**About this exercise**
Entries follow. Return each line that contains the word "image".

Element data from apps and pages

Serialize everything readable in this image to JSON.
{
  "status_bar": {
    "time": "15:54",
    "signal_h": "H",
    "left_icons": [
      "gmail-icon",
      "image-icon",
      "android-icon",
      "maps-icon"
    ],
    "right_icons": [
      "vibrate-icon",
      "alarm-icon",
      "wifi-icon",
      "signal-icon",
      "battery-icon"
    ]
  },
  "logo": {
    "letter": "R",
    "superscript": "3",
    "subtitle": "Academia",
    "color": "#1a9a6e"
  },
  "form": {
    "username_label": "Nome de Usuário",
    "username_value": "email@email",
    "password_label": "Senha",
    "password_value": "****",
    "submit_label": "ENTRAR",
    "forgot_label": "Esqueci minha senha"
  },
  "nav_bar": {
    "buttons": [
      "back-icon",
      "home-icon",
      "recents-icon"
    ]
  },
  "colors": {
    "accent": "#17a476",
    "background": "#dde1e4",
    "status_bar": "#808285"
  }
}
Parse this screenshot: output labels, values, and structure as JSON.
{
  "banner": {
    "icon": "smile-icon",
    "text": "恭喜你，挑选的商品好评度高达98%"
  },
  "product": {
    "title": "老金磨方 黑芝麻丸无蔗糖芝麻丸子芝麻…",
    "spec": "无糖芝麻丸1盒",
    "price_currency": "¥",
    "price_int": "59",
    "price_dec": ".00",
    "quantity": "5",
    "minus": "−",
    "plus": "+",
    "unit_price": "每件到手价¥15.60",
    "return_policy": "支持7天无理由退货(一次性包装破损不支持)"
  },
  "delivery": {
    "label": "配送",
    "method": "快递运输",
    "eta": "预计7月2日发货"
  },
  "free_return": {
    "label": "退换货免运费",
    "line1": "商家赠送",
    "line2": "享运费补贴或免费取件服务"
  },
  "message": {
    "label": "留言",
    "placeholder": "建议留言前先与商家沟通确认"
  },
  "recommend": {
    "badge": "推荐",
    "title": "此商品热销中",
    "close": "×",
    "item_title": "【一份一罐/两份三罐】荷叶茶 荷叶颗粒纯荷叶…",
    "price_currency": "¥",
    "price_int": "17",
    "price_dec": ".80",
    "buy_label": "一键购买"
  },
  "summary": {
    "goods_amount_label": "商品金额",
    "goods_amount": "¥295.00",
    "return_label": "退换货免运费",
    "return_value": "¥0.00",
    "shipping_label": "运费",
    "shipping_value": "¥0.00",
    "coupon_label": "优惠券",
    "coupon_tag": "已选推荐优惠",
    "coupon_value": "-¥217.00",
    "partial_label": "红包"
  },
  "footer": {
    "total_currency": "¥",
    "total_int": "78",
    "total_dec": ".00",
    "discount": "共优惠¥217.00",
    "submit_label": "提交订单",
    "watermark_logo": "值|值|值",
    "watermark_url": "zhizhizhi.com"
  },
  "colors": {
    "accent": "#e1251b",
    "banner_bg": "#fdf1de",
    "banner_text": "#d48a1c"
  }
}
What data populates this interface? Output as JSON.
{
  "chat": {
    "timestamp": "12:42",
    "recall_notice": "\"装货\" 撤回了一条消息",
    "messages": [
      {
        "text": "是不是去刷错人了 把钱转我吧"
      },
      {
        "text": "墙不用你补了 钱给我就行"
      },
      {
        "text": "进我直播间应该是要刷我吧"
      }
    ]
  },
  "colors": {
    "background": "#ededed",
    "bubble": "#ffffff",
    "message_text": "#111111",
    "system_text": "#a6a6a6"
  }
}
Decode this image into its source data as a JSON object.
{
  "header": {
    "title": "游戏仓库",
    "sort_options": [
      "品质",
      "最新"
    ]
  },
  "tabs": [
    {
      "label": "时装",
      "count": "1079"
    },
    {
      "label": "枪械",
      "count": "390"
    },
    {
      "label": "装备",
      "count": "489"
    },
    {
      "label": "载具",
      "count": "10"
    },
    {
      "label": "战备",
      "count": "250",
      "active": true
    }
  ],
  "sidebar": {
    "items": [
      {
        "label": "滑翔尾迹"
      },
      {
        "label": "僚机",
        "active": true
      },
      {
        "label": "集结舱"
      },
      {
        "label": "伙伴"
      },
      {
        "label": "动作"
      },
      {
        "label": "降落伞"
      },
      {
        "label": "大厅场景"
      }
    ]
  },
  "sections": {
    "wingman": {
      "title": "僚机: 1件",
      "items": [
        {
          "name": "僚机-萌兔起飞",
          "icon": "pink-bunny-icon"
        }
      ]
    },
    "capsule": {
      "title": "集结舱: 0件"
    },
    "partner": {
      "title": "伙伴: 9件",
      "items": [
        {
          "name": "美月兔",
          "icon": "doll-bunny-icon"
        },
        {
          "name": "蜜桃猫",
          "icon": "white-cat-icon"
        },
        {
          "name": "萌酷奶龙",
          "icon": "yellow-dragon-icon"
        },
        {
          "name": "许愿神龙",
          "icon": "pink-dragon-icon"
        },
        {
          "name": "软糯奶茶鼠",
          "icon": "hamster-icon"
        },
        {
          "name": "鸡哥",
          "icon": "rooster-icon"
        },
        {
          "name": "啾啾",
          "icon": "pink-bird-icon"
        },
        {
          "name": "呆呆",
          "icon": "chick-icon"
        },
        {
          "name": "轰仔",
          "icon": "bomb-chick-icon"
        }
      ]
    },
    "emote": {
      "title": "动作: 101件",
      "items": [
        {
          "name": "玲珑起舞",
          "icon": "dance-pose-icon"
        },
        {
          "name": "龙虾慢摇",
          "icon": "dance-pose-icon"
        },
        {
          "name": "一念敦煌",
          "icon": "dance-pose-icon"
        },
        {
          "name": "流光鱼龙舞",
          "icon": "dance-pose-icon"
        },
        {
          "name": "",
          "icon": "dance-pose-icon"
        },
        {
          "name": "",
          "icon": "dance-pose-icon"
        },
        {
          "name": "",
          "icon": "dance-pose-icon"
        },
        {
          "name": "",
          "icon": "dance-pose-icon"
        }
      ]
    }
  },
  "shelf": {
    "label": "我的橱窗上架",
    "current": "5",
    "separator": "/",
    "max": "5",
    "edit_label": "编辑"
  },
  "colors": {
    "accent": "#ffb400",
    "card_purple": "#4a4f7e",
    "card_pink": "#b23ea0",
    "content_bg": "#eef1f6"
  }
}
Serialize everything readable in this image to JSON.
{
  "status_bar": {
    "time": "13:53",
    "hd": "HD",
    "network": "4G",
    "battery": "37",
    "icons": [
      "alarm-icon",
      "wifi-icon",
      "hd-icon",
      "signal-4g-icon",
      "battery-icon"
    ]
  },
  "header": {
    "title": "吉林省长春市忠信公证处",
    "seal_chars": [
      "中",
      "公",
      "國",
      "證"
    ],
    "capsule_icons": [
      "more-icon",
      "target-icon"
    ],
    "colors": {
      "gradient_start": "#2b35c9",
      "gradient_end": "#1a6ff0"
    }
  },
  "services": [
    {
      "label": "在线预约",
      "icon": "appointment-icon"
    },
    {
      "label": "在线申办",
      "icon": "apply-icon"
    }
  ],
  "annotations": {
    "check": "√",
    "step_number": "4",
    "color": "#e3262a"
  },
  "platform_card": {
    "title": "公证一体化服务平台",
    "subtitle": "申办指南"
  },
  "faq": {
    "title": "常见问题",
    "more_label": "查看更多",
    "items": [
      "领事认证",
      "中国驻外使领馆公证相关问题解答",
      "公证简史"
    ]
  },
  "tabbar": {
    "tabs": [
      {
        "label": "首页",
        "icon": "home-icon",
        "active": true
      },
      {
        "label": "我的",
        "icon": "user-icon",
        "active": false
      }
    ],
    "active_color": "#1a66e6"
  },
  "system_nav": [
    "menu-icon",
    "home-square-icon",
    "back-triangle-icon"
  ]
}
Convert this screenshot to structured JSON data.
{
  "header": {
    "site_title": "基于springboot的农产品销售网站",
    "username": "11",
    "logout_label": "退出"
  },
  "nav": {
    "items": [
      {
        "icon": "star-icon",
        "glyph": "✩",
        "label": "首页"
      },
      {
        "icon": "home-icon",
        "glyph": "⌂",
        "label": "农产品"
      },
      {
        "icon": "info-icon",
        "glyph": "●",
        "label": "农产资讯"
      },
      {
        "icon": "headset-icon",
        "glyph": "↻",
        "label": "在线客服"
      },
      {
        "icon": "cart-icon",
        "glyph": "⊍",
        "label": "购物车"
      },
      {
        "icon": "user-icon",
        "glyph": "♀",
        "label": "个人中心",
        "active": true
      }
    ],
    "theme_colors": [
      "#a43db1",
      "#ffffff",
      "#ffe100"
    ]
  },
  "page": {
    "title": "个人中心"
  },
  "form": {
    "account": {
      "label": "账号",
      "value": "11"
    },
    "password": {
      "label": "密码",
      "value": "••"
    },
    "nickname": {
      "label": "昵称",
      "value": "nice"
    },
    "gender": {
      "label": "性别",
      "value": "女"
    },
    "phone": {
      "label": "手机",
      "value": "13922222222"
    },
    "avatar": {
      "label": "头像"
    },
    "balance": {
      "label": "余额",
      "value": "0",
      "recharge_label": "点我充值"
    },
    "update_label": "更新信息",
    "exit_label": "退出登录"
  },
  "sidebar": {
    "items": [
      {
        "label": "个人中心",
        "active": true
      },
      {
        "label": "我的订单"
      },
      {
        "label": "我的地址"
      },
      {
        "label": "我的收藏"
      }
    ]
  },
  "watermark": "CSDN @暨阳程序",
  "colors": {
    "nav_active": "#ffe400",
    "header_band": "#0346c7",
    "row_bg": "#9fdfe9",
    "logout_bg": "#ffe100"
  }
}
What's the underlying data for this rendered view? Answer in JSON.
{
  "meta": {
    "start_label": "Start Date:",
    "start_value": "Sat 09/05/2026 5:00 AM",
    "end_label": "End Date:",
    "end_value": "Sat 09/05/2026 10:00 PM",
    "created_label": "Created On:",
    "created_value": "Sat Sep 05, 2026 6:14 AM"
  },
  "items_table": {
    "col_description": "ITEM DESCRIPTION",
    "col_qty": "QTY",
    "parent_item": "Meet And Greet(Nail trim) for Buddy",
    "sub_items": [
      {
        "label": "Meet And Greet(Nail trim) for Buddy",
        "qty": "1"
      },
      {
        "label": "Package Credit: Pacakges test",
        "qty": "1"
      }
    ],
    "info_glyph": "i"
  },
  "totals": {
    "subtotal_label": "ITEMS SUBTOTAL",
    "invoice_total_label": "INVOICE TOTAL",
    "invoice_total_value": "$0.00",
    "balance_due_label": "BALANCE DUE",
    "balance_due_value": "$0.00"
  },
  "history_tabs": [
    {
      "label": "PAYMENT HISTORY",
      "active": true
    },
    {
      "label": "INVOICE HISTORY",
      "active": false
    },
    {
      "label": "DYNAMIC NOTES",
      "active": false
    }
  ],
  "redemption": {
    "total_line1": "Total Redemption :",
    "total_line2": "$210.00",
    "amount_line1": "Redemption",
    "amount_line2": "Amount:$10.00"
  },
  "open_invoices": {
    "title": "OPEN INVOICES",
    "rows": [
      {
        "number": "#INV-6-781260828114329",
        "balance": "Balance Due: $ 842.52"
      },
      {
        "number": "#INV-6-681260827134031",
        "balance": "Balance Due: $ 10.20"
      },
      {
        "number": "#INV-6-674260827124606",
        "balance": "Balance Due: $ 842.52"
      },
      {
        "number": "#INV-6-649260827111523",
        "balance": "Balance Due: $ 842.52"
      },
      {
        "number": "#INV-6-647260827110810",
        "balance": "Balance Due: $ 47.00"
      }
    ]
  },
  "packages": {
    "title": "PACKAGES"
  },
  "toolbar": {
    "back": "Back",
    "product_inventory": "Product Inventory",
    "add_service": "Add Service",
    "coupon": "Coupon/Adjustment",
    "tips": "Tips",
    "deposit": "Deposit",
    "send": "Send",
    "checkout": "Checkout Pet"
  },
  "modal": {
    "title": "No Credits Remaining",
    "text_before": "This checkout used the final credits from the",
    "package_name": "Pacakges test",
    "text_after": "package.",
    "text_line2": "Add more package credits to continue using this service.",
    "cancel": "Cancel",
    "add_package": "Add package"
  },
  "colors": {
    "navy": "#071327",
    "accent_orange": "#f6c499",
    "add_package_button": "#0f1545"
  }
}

**Expected answer**
Serialize everything readable in this image to JSON.
      "image-icon",
Decode this image into its source data as a JSON object.
Serialize everything readable in this image to JSON.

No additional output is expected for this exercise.